In dissecting the myriad of pandemic-related failures, Dr. Gregory Poland of the Mayo Clinic evoked findings of the 9/11 Commission report that delved into the terrorist attacks of Sept. 11, 2001.
“We believe the fundamental problem was one of imaginability, though we had been warned many times and many ways, we failed to imagine it was possible and therefore failed to prepare,” he said, recounting the report.
“I think that singular statement is precisely applicable to the pandemic,” Poland said, adding, “I hope that one thing that has happened is that our deniability has been stripped away and our imaginability enlivened.”
Northeast states continue to limit reopening
New York and New Jersey have reopened many businesses but have kept some closed.
New Jersey has not allowed the resumption of indoor dining, while New York has outside New York City.
Malls, casinos and amusement parks have remained shuttered in New York, but New Jersey and Pennsylvania have opened them with safety precautions.
And New York tightened restrictions on outdoor dining, requiring alcohol purchases to be accompanied by food to cut down on large drinking scenes.
It's a process that Northeast governors continue to evaluate based on daily monitoring of the rates of infection. The concern is that the rapid spread of disease in the bulk of the country will eventually cause a spike in states that have been successful in tamping down the virus.
"This second wave is just going to be other states infecting us again for a second time," Cuomo said on July 16 on MSNBC.
The control of the situation is a long way from early March.
When the first coronavirus case hit New Jersey, the state’s chief executive was out of commission.
Murphy underwent surgery to remove a tumor on his kidney March 4 and ceded authority to Lt. Gov. Sheila Oliver. That night, health officials announced a 32-year-old Fort Lee man had the state's first positive coronavirus diagnosis.
The days, weeks and months that followed were often chaotic, with Murphy and other officials handing down often-confusing sets of rules intended to contain the outbreak as the virus ripped through the state.
Murphy has won praise from voters, with polls showing wide approval for his handling of the crisis.
"There's no vaccine yet," Murphy warned July 17.
"All we've got is social distancing, wearing a face covering whenever you are out in public, and certainly whenever you're indoors, washing your hands frequently with soap and water for at least 20 seconds."
Republican lawmakers in New Jersey allege Murphy cut state lawmakers out when he crafted coronavirus-related orders, unfairly allowed big-box retailers to remain open while forcing smaller stores to close.
He limited outdoor gatherings, then showed up at Black Lives Matters rallies where protesters were not socially distanced.
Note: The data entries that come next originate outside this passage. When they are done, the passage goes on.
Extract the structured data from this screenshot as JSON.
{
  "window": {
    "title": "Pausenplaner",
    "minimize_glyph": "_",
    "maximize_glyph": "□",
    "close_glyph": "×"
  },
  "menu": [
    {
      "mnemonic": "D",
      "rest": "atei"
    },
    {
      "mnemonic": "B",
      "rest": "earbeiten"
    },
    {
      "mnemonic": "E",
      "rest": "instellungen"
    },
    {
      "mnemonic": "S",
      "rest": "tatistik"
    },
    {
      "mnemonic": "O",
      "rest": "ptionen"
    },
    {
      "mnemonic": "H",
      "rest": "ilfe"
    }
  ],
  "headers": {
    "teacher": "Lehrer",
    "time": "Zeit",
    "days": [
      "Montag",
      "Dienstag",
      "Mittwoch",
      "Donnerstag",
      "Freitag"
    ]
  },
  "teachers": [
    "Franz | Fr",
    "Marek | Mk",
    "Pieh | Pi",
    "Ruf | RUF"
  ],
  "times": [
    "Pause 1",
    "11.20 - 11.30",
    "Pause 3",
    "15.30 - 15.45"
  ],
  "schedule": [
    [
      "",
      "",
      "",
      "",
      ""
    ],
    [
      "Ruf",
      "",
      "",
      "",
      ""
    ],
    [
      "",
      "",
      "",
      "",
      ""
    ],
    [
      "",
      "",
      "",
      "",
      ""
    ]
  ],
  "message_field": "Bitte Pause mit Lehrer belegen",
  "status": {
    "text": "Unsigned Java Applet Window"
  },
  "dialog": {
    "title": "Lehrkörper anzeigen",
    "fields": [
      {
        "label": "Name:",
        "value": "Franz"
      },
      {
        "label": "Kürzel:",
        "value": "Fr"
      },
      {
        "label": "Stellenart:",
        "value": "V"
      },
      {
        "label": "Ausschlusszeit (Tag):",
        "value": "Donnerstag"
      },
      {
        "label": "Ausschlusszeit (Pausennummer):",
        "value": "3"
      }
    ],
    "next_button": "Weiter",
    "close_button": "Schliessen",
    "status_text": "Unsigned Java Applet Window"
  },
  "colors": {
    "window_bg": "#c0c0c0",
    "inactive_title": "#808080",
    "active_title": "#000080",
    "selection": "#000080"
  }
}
Those rallies, however, were not shown to result in spikes of COVID-19 cases.
Much like the other states that were hit hard early in the outbreak, New Jersey did not have enough test kits, supplies, lab capacity or manpower to test people early.
But like other Northeast states, Murphy’s strategy began to look smarter in July.
States like California, Texas and Florida, which reopened sooner than New Jersey, began to see virus cases surge and their governors hastily reclosed businesses they had allowed to reopen.
Now Murphy hopes to not join those states in having to change course.
"We should all take pride in the fact we want to get this exactly as right as we can," he said.
Joseph Spector is the New York state editor for the USA TODAY Network. He can be reached at JSPECTOR@Gannett.com or followed on Twitter: @GannettAlbany